### REQUIRED WORK
Every entry needs to be duplicated exactly.

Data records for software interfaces
******************************

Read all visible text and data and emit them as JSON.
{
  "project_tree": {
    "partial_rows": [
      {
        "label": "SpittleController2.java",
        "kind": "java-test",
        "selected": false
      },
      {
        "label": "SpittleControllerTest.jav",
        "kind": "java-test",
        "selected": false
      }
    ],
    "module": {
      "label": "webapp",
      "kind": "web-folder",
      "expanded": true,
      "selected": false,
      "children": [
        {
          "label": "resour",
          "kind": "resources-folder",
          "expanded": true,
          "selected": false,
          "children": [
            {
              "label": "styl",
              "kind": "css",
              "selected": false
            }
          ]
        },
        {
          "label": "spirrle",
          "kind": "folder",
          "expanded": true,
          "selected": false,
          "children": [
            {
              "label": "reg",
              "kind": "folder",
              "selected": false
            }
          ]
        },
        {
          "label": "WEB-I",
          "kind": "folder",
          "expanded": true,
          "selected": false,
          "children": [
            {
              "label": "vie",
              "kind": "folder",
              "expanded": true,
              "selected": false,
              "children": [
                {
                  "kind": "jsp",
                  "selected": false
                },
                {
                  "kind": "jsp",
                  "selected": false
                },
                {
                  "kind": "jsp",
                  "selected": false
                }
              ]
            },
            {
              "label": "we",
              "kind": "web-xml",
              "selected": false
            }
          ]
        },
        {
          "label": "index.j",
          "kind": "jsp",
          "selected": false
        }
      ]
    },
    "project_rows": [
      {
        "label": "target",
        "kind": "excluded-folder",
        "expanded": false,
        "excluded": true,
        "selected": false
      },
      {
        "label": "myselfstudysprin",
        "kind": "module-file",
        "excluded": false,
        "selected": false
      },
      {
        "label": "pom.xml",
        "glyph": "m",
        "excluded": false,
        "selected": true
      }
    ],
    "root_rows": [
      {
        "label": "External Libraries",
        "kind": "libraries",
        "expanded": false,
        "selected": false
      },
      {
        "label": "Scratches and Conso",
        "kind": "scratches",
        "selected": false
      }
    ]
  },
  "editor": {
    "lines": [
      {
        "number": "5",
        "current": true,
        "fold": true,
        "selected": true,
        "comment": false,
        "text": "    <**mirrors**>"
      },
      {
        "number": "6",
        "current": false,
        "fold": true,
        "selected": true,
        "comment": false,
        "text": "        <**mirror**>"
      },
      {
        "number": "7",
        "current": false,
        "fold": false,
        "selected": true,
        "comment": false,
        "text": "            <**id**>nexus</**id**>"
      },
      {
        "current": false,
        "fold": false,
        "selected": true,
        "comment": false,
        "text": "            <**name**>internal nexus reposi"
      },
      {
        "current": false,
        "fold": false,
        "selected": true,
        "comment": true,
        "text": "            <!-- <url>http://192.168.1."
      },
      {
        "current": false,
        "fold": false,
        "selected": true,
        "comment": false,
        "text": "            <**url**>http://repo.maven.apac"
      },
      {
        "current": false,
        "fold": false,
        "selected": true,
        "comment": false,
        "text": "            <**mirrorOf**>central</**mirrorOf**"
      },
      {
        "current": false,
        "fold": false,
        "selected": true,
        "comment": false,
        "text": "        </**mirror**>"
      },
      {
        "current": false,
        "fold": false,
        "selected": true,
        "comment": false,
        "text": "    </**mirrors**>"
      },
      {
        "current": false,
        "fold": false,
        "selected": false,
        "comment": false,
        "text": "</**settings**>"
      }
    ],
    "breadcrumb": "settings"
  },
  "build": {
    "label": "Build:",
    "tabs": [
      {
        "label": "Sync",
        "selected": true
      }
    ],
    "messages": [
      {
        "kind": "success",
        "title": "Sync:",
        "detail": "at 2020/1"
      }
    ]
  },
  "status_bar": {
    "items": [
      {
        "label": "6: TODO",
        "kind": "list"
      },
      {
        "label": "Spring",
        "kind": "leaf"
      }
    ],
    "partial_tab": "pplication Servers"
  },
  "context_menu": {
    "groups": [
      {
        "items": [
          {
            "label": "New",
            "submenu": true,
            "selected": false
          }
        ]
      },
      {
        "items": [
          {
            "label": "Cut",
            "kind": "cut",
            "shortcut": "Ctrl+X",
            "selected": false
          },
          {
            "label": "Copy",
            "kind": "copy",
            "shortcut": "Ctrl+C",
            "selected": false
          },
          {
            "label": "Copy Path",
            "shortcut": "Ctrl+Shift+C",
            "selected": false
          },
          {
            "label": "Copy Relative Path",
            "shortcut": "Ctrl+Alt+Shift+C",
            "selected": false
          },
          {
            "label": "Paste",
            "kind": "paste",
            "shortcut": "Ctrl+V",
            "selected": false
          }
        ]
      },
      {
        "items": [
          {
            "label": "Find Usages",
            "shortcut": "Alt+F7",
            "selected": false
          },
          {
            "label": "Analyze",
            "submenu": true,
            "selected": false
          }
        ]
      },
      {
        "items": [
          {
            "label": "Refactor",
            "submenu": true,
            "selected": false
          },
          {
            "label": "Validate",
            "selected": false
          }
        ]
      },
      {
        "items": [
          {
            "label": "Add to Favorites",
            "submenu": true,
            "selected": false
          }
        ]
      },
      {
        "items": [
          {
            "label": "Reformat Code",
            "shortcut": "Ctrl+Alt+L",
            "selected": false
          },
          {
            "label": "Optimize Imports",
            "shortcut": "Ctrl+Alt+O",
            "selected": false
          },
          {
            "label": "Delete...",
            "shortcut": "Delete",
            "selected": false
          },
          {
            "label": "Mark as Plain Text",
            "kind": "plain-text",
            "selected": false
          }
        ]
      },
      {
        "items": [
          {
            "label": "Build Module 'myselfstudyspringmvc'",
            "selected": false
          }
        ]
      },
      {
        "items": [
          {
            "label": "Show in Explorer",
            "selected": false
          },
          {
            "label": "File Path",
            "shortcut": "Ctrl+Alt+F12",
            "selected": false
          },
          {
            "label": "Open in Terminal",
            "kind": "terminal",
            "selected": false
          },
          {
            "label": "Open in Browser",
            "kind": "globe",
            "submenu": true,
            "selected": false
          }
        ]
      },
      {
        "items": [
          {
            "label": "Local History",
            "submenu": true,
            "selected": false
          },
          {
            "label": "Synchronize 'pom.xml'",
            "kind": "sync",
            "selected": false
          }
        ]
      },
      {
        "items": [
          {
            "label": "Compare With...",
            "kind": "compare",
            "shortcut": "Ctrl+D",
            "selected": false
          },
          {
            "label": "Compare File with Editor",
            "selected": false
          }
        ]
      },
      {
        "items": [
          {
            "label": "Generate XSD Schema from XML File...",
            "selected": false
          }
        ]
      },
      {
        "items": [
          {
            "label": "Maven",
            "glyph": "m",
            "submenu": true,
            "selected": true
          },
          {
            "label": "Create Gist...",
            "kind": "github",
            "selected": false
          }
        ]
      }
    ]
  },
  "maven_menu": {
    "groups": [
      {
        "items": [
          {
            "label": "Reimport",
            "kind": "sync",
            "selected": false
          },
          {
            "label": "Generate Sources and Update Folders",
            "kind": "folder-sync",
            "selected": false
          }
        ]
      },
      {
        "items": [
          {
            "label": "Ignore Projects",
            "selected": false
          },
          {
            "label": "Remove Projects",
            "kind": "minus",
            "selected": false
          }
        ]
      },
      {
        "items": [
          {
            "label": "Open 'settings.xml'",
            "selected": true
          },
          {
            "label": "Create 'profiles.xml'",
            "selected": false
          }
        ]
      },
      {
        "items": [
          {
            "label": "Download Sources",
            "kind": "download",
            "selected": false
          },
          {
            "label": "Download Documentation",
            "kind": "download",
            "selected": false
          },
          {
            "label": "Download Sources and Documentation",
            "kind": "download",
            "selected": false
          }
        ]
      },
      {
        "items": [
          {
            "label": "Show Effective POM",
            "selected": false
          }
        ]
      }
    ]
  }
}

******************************

### RESPONSE TO THIS EXERCISE
Read all visible text and data and emit them as JSON.
{
  "project_tree": {
    "partial_rows": [
      {
        "label": "SpittleController2.java",
        "kind": "java-test",
        "selected": false
      },
      {
        "label": "SpittleControllerTest.jav",
        "kind": "java-test",
        "selected": false
      }
    ],
    "module": {
      "label": "webapp",
      "kind": "web-folder",
      "expanded": true,
      "selected": false,
      "children": [
        {
          "label": "resour",
          "kind": "resources-folder",
          "expanded": true,
          "selected": false,
          "children": [
            {
              "label": "styl",
              "kind": "css",
              "selected": false
            }
          ]
        },
        {
          "label": "spirrle",
          "kind": "folder",
          "expanded": true,
          "selected": false,
          "children": [
            {
              "label": "reg",
              "kind": "folder",
              "selected": false
            }
          ]
        },
        {
          "label": "WEB-I",
          "kind": "folder",
          "expanded": true,
          "selected": false,
          "children": [
            {
              "label": "vie",
              "kind": "folder",
              "expanded": true,
              "selected": false,
              "children": [
                {
                  "kind": "jsp",
                  "selected": false
                },
                {
                  "kind": "jsp",
                  "selected": false
                },
                {
                  "kind": "jsp",
                  "selected": false
                }
              ]
            },
            {
              "label": "we",
              "kind": "web-xml",
              "selected": false
            }
          ]
        },
        {
          "label": "index.j",
          "kind": "jsp",
          "selected": false
        }
      ]
    },
    "project_rows": [
      {
        "label": "target",
        "kind": "excluded-folder",
        "expanded": false,
        "excluded": true,
        "selected": false
      },
      {
        "label": "myselfstudysprin",
        "kind": "module-file",
        "excluded": false,
        "selected": false
      },
      {
        "label": "pom.xml",
        "glyph": "m",
        "excluded": false,
        "selected": true
      }
    ],
    "root_rows": [
      {
        "label": "External Libraries",
        "kind": "libraries",
        "expanded": false,
        "selected": false
      },
      {
        "label": "Scratches and Conso",
        "kind": "scratches",
        "selected": false
      }
    ]
  },
  "editor": {
    "lines": [
      {
        "number": "5",
        "current": true,
        "fold": true,
        "selected": true,
        "comment": false,
        "text": "    <**mirrors**>"
      },
      {
        "number": "6",
        "current": false,
        "fold": true,
        "selected": true,
        "comment": false,
        "text": "        <**mirror**>"
      },
      {
        "number": "7",
        "current": false,
        "fold": false,
        "selected": true,
        "comment": false,
        "text": "            <**id**>nexus</**id**>"
      },
      {
        "current": false,
        "fold": false,
        "selected": true,
        "comment": false,
        "text": "            <**name**>internal nexus reposi"
      },
      {
        "current": false,
        "fold": false,
        "selected": true,
        "comment": true,
        "text": "            <!-- <url>http://192.168.1."
      },
      {
        "current": false,
        "fold": false,
        "selected": true,
        "comment": false,
        "text": "            <**url**>http://repo.maven.apac"
      },
      {
        "current": false,
        "fold": false,
        "selected": true,
        "comment": false,
        "text": "            <**mirrorOf**>central</**mirrorOf**"
      },
      {
        "current": false,
        "fold": false,
        "selected": true,
        "comment": false,
        "text": "        </**mirror**>"
      },
      {
        "current": false,
        "fold": false,
        "selected": true,
        "comment": false,
        "text": "    </**mirrors**>"
      },
      {
        "current": false,
        "fold": false,
        "selected": false,
        "comment": false,
        "text": "</**settings**>"
      }
    ],
    "breadcrumb": "settings"
  },
  "build": {
    "label": "Build:",
    "tabs": [
      {
        "label": "Sync",
        "selected": true
      }
    ],
    "messages": [
      {
        "kind": "success",
        "title": "Sync:",
        "detail": "at 2020/1"
      }
    ]
  },
  "status_bar": {
    "items": [
      {
        "label": "6: TODO",
        "kind": "list"
      },
      {
        "label": "Spring",
        "kind": "leaf"
      }
    ],
    "partial_tab": "pplication Servers"
  },
  "context_menu": {
    "groups": [
      {
        "items": [
          {
            "label": "New",
            "submenu": true,
            "selected": false
          }
        ]
      },
      {
        "items": [
          {
            "label": "Cut",
            "kind": "cut",
            "shortcut": "Ctrl+X",
            "selected": false
          },
          {
            "label": "Copy",
            "kind": "copy",
            "shortcut": "Ctrl+C",
            "selected": false
          },
          {
            "label": "Copy Path",
            "shortcut": "Ctrl+Shift+C",
            "selected": false
          },
          {
            "label": "Copy Relative Path",
            "shortcut": "Ctrl+Alt+Shift+C",
            "selected": false
          },
          {
            "label": "Paste",
            "kind": "paste",
            "shortcut": "Ctrl+V",
            "selected": false
          }
        ]
      },
      {
        "items": [
          {
            "label": "Find Usages",
            "shortcut": "Alt+F7",
            "selected": false
          },
          {
            "label": "Analyze",
            "submenu": true,
            "selected": false
          }
        ]
      },
      {
        "items": [
          {
            "label": "Refactor",
            "submenu": true,
            "selected": false
          },
          {
            "label": "Validate",
            "selected": false
          }
        ]
      },
      {
        "items": [
          {
            "label": "Add to Favorites",
            "submenu": true,
            "selected": false
          }
        ]
      },
      {
        "items": [
          {
            "label": "Reformat Code",
            "shortcut": "Ctrl+Alt+L",
            "selected": false
          },
          {
            "label": "Optimize Imports",
            "shortcut": "Ctrl+Alt+O",
            "selected": false
          },
          {
            "label": "Delete...",
            "shortcut": "Delete",
            "selected": false
          },
          {
            "label": "Mark as Plain Text",
            "kind": "plain-text",
            "selected": false
          }
        ]
      },
      {
        "items": [
          {
            "label": "Build Module 'myselfstudyspringmvc'",
            "selected": false
          }
        ]
      },
      {
        "items": [
          {
            "label": "Show in Explorer",
            "selected": false
          },
          {
            "label": "File Path",
            "shortcut": "Ctrl+Alt+F12",
            "selected": false
          },
          {
            "label": "Open in Terminal",
            "kind": "terminal",
            "selected": false
          },
          {
            "label": "Open in Browser",
            "kind": "globe",
            "submenu": true,
            "selected": false
          }
        ]
      },
      {
        "items": [
          {
            "label": "Local History",
            "submenu": true,
            "selected": false
          },
          {
            "label": "Synchronize 'pom.xml'",
            "kind": "sync",
            "selected": false
          }
        ]
      },
      {
        "items": [
          {
            "label": "Compare With...",
            "kind": "compare",
            "shortcut": "Ctrl+D",
            "selected": false
          },
          {
            "label": "Compare File with Editor",
            "selected": false
          }
        ]
      },
      {
        "items": [
          {
            "label": "Generate XSD Schema from XML File...",
            "selected": false
          }
        ]
      },
      {
        "items": [
          {
            "label": "Maven",
            "glyph": "m",
            "submenu": true,
            "selected": true
          },
          {
            "label": "Create Gist...",
            "kind": "github",
            "selected": false
          }
        ]
      }
    ]
  },
  "maven_menu": {
    "groups": [
      {
        "items": [
          {
            "label": "Reimport",
            "kind": "sync",
            "selected": false
          },
          {
            "label": "Generate Sources and Update Folders",
            "kind": "folder-sync",
            "selected": false
          }
        ]
      },
      {
        "items": [
          {
            "label": "Ignore Projects",
            "selected": false
          },
          {
            "label": "Remove Projects",
            "kind": "minus",
            "selected": false
          }
        ]
      },
      {
        "items": [
          {
            "label": "Open 'settings.xml'",
            "selected": true
          },
          {
            "label": "Create 'profiles.xml'",
            "selected": false
          }
        ]
      },
      {
        "items": [
          {
            "label": "Download Sources",
            "kind": "download",
            "selected": false
          },
          {
            "label": "Download Documentation",
            "kind": "download",
            "selected": false
          },
          {
            "label": "Download Sources and Documentation",
            "kind": "download",
            "selected": false
          }
        ]
      },
      {
        "items": [
          {
            "label": "Show Effective POM",
            "selected": false
          }
        ]
      }
    ]
  }
}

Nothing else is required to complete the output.